WHAT IS EXPECTED: Please reproduce the data below exactly, from the first line to the last.

■ ■ ■ ■ ■ ■ ■

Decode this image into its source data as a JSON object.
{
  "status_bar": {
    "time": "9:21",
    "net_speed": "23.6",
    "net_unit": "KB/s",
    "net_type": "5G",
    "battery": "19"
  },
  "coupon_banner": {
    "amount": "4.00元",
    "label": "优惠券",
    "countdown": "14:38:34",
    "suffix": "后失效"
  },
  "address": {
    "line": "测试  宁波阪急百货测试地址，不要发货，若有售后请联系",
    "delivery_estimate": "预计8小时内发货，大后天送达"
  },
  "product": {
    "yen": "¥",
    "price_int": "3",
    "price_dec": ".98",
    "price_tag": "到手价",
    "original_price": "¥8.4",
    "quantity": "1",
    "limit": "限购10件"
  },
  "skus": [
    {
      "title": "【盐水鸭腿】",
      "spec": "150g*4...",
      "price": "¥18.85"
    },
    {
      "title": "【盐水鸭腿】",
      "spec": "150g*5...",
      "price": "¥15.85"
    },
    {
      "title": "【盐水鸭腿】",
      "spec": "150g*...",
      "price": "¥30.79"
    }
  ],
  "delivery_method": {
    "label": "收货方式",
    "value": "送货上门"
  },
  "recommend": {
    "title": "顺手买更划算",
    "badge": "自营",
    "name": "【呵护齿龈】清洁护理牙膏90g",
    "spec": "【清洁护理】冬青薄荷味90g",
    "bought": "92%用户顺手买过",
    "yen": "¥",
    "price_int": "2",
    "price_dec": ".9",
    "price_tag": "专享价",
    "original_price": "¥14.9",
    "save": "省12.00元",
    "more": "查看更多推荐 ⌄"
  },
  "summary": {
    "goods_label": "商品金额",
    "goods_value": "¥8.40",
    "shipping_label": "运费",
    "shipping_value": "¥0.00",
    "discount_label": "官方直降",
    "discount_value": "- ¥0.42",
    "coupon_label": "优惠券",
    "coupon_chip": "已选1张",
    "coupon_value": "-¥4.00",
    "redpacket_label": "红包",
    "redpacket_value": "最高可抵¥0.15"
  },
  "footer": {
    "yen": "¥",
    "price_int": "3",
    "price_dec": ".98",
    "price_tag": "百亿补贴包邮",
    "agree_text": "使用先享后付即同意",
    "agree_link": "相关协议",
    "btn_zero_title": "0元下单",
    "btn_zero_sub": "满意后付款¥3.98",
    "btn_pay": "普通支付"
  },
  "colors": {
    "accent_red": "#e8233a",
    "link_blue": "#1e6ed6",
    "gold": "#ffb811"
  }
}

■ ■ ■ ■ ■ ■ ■

RESPONSE TO THE TASK:
Decode this image into its source data as a JSON object.
{
  "status_bar": {
    "time": "9:21",
    "net_speed": "23.6",
    "net_unit": "KB/s",
    "net_type": "5G",
    "battery": "19"
  },
  "coupon_banner": {
    "amount": "4.00元",
    "label": "优惠券",
    "countdown": "14:38:34",
    "suffix": "后失效"
  },
  "address": {
    "line": "测试  宁波阪急百货测试地址，不要发货，若有售后请联系",
    "delivery_estimate": "预计8小时内发货，大后天送达"
  },
  "product": {
    "yen": "¥",
    "price_int": "3",
    "price_dec": ".98",
    "price_tag": "到手价",
    "original_price": "¥8.4",
    "quantity": "1",
    "limit": "限购10件"
  },
  "skus": [
    {
      "title": "【盐水鸭腿】",
      "spec": "150g*4...",
      "price": "¥18.85"
    },
    {
      "title": "【盐水鸭腿】",
      "spec": "150g*5...",
      "price": "¥15.85"
    },
    {
      "title": "【盐水鸭腿】",
      "spec": "150g*...",
      "price": "¥30.79"
    }
  ],
  "delivery_method": {
    "label": "收货方式",
    "value": "送货上门"
  },
  "recommend": {
    "title": "顺手买更划算",
    "badge": "自营",
    "name": "【呵护齿龈】清洁护理牙膏90g",
    "spec": "【清洁护理】冬青薄荷味90g",
    "bought": "92%用户顺手买过",
    "yen": "¥",
    "price_int": "2",
    "price_dec": ".9",
    "price_tag": "专享价",
    "original_price": "¥14.9",
    "save": "省12.00元",
    "more": "查看更多推荐 ⌄"
  },
  "summary": {
    "goods_label": "商品金额",
    "goods_value": "¥8.40",
    "shipping_label": "运费",
    "shipping_value": "¥0.00",
    "discount_label": "官方直降",
    "discount_value": "- ¥0.42",
    "coupon_label": "优惠券",
    "coupon_chip": "已选1张",
    "coupon_value": "-¥4.00",
    "redpacket_label": "红包",
    "redpacket_value": "最高可抵¥0.15"
  },
  "footer": {
    "yen": "¥",
    "price_int": "3",
    "price_dec": ".98",
    "price_tag": "百亿补贴包邮",
    "agree_text": "使用先享后付即同意",
    "agree_link": "相关协议",
    "btn_zero_title": "0元下单",
    "btn_zero_sub": "满意后付款¥3.98",
    "btn_pay": "普通支付"
  },
  "colors": {
    "accent_red": "#e8233a",
    "link_blue": "#1e6ed6",
    "gold": "#ffb811"
  }
}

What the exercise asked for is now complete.